Wildspeaker – Spreading Adder (Prosthetic)Thursday, 15th June 2017
Doom, d-beat/crust, and black metal – seemingly buddies for life. Or at least that’s what you may think after you check out Wildspeaker’s sophomore effort, Spreading Adder. The three elements make for a sound that’s as heavy as it is hostile, yet still can save a little room for atmosphere should it come about naturally.
As mentioned, Spreading Adder is a vicious listen. The crust and d-beat tones clearly are meant to go for the jugular, and the shorter nature of the songs tend only to enforce this. Two-minute bursts of blastbeats, spiraling riffs, and caustic screams as heard in the title track and “Petrified Forest” will get the blood rushing in a manner of moments. But there’s also the doomy components, alongside some more melodic black ones, in tracks like “Elegy” that give it some more emotive heft and mass in the bottom end. They still maintain heaviness, it’s just more of a thick, resonating type than the more all-out assault that some songs provide. But this is a necessary move, as it allows the songs to still connect with the listener, instead of becoming a blur later in the album. Longer cuts like “Cinders” and “Renewal” also flirt with more atmospheric moments (again referencing the black metal side) but it’s nothing that sounds unnatural – just another working fixture within the band’s repertoire of tools. But even with all these pieces, the band feels free to do one thing – cut out all the fat. There’s never a wasted moment, and the slim 38-minute runtime is quite effective.

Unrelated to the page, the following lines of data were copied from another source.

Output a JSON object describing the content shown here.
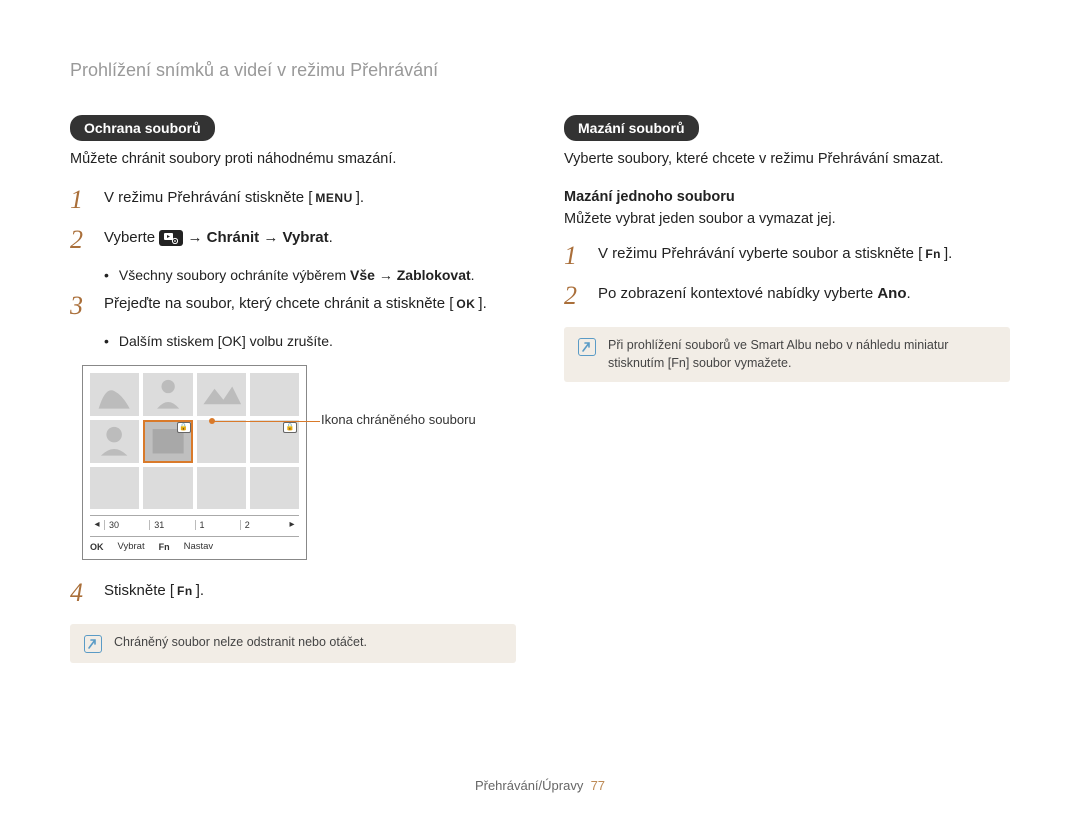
{
  "page_title": "Prohlížení snímků a videí v režimu Přehrávání",
  "left": {
    "section_pill": "Ochrana souborů",
    "section_desc": "Můžete chránit soubory proti náhodnému smazání.",
    "step1": {
      "pre": "V režimu Přehrávání stiskněte [",
      "key": "MENU",
      "post": "]."
    },
    "step2": {
      "pre": "Vyberte ",
      "bold": "Chránit",
      "mid": " → ",
      "bold2": "Vybrat",
      "post": "."
    },
    "bullet2": {
      "pre": "Všechny soubory ochráníte výběrem ",
      "bold": "Vše",
      "mid": " → ",
      "bold2": "Zablokovat",
      "post": "."
    },
    "step3": {
      "pre": "Přejeďte na soubor, který chcete chránit a stiskněte [",
      "key": "OK",
      "post": "]."
    },
    "bullet3": {
      "pre": "Dalším stiskem [",
      "key": "OK",
      "post": "] volbu zrušíte."
    },
    "callout": "Ikona chráněného souboru",
    "timeline": {
      "d1": "30",
      "d2": "31",
      "d3": "1",
      "d4": "2"
    },
    "bottombar": {
      "ok": "OK",
      "oklabel": "Vybrat",
      "fn": "Fn",
      "fnlabel": "Nastav"
    },
    "step4": {
      "pre": "Stiskněte [",
      "key": "Fn",
      "post": "]."
    },
    "note": "Chráněný soubor nelze odstranit nebo otáčet."
  },
  "right": {
    "section_pill": "Mazání souborů",
    "section_desc": "Vyberte soubory, které chcete v režimu Přehrávání smazat.",
    "sub_heading": "Mazání jednoho souboru",
    "sub_desc": "Můžete vybrat jeden soubor a vymazat jej.",
    "step1": {
      "pre": "V režimu Přehrávání vyberte soubor a stiskněte [",
      "key": "Fn",
      "post": "]."
    },
    "step2": {
      "pre": "Po zobrazení kontextové nabídky vyberte ",
      "bold": "Ano",
      "post": "."
    },
    "note_pre": "Při prohlížení souborů ve Smart Albu nebo v náhledu miniatur stisknutím [",
    "note_key": "Fn",
    "note_post": "] soubor vymažete."
  },
  "footer": {
    "section": "Přehrávání/Úpravy",
    "page": "77"
  }
}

Solid stuff all around with Wildspeaker. It’s more diverse than you might initially give it credit for with the blackened crust tags, and helps them to stand apart from other like-minded bands. Spreading Adder is corrosive in tone, but avoids being one-dimensional.